“One of my favorite dancers was my grandfather, and I only ever saw him dance once,” Giles Collard recalls.
“He was waiting for his wife to cook his breakfast,” continues Collard, a dancer, choreographer and instructor at Asheville Contemporary Dance Theatre and the New Studio of Dance. “This wonderful, old-timey music was playing, and he did this funny little dance in the hall. It only lasted for about a minute-and-a-half, but it was perfect.
“If you put a person in a place where they feel comfortable and give them the right music, they’ll move to it.”
When Collard says “a person,” he means a man, because this is all about men — specifically, the nondancers of the species.
“Dance events are mostly women,” Collard explains.

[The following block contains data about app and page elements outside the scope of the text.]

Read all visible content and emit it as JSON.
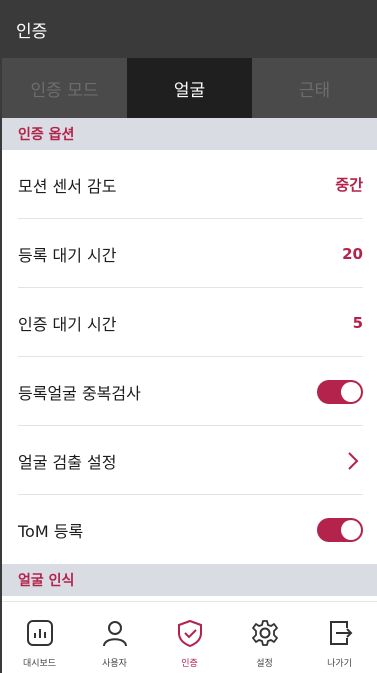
{
  "header": {
    "title": "인증"
  },
  "tabs": [
    {
      "label": "인증 모드",
      "active": false
    },
    {
      "label": "얼굴",
      "active": true
    },
    {
      "label": "근태",
      "active": false
    }
  ],
  "sections": {
    "options": "인증 옵션",
    "recognition": "얼굴 인식"
  },
  "rows": {
    "motion": {
      "label": "모션 센서 감도",
      "value": "중간"
    },
    "register_wait": {
      "label": "등록 대기 시간",
      "value": "20"
    },
    "auth_wait": {
      "label": "인증 대기 시간",
      "value": "5"
    },
    "duplicate_check": {
      "label": "등록얼굴 중복검사",
      "enabled": true
    },
    "detection": {
      "label": "얼굴 검출 설정"
    },
    "tom": {
      "label": "ToM 등록",
      "enabled": true
    }
  },
  "nav": [
    {
      "label": "대시보드",
      "icon": "dashboard-icon",
      "active": false
    },
    {
      "label": "사용자",
      "icon": "user-icon",
      "active": false
    },
    {
      "label": "인증",
      "icon": "shield-check-icon",
      "active": true
    },
    {
      "label": "설정",
      "icon": "gear-icon",
      "active": false
    },
    {
      "label": "나가기",
      "icon": "exit-icon",
      "active": false
    }
  ],
  "colors": {
    "accent": "#b3234b",
    "header_bg": "#3a3a3a",
    "tab_active_bg": "#1f1f1f",
    "section_bg": "#d9dde3"
  }
}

Earlier this year, he and Cuban dancer Nelson Reyes, also of ACDT, performed Men Who Wear Colored Skirts (choreographed by Susan Collard) at the North Carolina Dance Festival. Giles and Nelson’s piece was well-received — though often there were only a few men in each performance during the festival’s tour of the state.
But with the Men’s Dance Festival, Collard is serious about putting guys in the spotlight. He created the event last year as a way to bring together an assortment of typically isolated local dancers and choreographers — all of them men — in one venue.
In fact, notes Collard, on this project, “A woman can coach or give feedback but not choreograph a piece.”
And this year, he extended the invitation to dancers across the state.
The result is an event that’s almost too big, apparently, to contain itself. “I have so much stuff planned, I can’t show everything in one night,” the choreographer reveals. “So the show will be a little different each night.”
Luckily, the festival has also stretched to four days.
New to this year’s roster are choreographers Barry Stoneking (from Winston-Salem) and David Beadle (from Raleigh), French dancer J.D. Dao (who performs a high-energy piece displaying his own trademark technique), and Sioux dancer Mark Mounce (from Waynesville, dancing in full regalia).
Back by demand are excerpts from Reyes’ Swan Lake, including a pas de deux (with Reyes reprising the title role and Collard dancing the rugby-player-turned-prince), as well as Douglas Haynes’ humorous piece “Shoes.”
“Last year, the audience commented that it was a very funny show,” says Collard. “We had only two or three serious pieces. But one piece, choreographed by Nelson, was so intense that the audience didn’t clap for, like, two minutes after the dance finished.”
He adds: “A lot of the pieces have humor — I don’t know why. I know when we’re in the men’s class, a lot of humor comes out, and we enjoy it.”
The class, which Collard teaches weekly, is not a direct result of last year’s festival — but after it was over, new male dancers began showing up for both the class’s adult and youth divisions.
Collard himself got his start with social dancing. As a teenager in France, “I was too shy to talk to girls,” he admits. Today, as an instructor, he expresses a preference for wallflowers.
“It’s nice to have these classes for people who didn’t dance early on … they have no prejudgment about what dance is.”
Once he found his footing, Collard hit the nightclubs whenever possible, and when he moved to Asheville he signed up for a modern-dance class, hoping to pick up some new moves. At age 28 he began a professional dance career, focusing on ballet, tap, butoh (a Japanese dance form), mime and fencing.
The Men’s Dance Festival has proved to be even more varied than Collard’s career, offering everything from Chinese movement and classical dance to modern experimental forms and break dancing. Performers range from professionals and former professionals to guys who just like to move.
“Who knows what will pop up that’s not even planned?” teases Collard.
But even as he’s looking forward to the element of surprise that comes from a weekend jam-packed with creative types, Collard cautions the audience not to improvise when it comes to buying tickets. “It’s good to reserve — and get there early,” he advises. “It got a little bit ugly at the box office last year.”
Asheville Contemporary Dance Theatre’s Men’s Dance Festival — Men Dancing II — runs Thursday, Dec. 11 through Sunday, Dec. 14 at the Be Be Theatre (20 Commerce St.). Shows start at 8 p.m. Thursday through Saturday and at 2 p.m. on Sunday. Tickets cost $12/adults, $8/children and students. For more information, call 254-2621.